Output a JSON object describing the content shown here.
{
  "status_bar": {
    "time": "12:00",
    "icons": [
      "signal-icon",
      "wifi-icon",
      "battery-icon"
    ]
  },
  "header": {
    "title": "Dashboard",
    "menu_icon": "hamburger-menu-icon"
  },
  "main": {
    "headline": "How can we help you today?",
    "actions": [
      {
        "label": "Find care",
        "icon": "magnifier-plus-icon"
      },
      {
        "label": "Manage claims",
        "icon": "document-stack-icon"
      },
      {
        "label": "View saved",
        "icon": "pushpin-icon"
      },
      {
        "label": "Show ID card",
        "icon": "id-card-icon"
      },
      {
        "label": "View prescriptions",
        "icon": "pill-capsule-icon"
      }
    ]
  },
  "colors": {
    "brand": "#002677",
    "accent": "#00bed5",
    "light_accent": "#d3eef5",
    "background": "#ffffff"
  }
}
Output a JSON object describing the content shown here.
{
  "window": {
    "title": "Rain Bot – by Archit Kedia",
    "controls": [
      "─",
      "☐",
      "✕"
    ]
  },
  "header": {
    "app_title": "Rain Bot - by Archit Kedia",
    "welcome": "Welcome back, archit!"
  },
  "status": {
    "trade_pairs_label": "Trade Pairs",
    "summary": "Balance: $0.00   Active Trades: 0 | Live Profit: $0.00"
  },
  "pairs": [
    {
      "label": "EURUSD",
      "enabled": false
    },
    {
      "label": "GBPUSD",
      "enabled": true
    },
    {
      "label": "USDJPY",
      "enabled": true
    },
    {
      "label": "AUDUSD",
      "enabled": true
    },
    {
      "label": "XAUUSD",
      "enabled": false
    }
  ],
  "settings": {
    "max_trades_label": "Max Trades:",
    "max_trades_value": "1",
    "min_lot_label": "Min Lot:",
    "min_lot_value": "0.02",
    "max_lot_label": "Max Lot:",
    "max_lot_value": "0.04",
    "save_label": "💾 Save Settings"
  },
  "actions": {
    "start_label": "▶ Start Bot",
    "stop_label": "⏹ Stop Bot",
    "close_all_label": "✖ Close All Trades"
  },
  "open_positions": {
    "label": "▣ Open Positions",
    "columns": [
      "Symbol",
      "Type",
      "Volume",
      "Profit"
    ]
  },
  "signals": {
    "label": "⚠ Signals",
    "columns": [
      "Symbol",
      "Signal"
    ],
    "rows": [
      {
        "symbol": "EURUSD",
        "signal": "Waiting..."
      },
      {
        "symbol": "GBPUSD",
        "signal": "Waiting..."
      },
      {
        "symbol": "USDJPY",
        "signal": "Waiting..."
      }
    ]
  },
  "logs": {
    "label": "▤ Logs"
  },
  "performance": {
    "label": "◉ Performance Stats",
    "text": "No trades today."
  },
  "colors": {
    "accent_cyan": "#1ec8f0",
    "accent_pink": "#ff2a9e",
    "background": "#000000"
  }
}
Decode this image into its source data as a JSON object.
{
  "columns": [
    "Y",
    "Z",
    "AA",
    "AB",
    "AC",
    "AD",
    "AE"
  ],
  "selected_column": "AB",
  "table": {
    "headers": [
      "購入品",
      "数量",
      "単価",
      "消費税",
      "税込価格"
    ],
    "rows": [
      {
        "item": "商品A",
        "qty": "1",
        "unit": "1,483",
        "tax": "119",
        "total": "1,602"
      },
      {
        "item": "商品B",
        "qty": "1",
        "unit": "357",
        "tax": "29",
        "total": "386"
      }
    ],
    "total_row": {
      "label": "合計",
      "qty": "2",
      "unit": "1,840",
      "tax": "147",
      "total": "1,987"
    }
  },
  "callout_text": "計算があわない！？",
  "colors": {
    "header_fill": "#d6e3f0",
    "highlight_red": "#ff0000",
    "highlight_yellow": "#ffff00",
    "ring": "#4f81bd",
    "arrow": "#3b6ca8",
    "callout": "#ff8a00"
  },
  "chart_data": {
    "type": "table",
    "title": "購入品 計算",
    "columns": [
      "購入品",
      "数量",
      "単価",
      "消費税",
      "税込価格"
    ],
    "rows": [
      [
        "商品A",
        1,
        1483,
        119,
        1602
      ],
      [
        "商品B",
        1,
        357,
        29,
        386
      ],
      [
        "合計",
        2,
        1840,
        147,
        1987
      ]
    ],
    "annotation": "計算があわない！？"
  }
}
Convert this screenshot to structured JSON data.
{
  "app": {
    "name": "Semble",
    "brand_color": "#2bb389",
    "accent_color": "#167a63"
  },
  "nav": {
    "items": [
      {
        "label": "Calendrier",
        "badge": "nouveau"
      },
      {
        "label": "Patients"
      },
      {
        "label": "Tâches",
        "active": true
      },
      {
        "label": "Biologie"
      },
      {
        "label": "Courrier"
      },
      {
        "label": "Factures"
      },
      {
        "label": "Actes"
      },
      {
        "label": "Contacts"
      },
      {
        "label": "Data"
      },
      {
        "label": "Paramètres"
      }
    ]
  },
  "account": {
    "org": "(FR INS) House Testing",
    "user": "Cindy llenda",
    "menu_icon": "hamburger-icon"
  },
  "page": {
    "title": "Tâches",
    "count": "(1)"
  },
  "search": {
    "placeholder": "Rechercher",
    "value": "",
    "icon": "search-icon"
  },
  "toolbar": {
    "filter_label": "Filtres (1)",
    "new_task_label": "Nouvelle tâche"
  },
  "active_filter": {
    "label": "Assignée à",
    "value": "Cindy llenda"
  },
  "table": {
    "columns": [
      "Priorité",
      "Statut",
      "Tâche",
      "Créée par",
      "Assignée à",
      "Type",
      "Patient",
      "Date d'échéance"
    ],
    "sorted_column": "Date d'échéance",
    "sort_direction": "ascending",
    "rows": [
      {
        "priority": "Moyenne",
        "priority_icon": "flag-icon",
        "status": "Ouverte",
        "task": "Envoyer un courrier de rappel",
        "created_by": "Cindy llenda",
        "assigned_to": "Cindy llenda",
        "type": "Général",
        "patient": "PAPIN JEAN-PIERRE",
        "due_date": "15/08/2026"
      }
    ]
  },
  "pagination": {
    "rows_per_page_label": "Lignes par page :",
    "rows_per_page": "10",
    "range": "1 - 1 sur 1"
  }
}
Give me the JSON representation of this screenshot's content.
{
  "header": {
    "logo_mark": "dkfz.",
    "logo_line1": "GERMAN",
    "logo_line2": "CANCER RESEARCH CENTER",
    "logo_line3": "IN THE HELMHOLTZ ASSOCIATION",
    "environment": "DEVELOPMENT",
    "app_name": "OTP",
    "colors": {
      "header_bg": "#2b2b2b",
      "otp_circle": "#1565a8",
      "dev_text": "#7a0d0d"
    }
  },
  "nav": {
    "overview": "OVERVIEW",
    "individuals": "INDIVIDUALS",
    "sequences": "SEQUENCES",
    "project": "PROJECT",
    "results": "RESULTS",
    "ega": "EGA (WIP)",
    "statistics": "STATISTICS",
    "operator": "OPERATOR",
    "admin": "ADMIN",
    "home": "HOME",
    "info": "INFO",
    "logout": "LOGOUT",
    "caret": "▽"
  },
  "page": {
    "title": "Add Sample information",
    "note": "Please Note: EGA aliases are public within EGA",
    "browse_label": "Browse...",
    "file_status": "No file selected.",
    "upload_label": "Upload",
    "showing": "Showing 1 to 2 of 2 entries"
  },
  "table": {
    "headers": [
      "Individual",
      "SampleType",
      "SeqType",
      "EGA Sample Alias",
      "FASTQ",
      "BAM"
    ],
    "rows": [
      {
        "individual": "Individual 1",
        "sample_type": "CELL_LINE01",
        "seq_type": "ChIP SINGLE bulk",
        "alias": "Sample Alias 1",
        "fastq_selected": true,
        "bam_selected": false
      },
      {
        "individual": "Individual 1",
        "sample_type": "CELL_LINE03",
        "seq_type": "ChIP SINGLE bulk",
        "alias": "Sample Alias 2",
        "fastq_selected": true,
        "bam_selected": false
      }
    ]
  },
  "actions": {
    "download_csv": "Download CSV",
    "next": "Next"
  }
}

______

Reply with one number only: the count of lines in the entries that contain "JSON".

5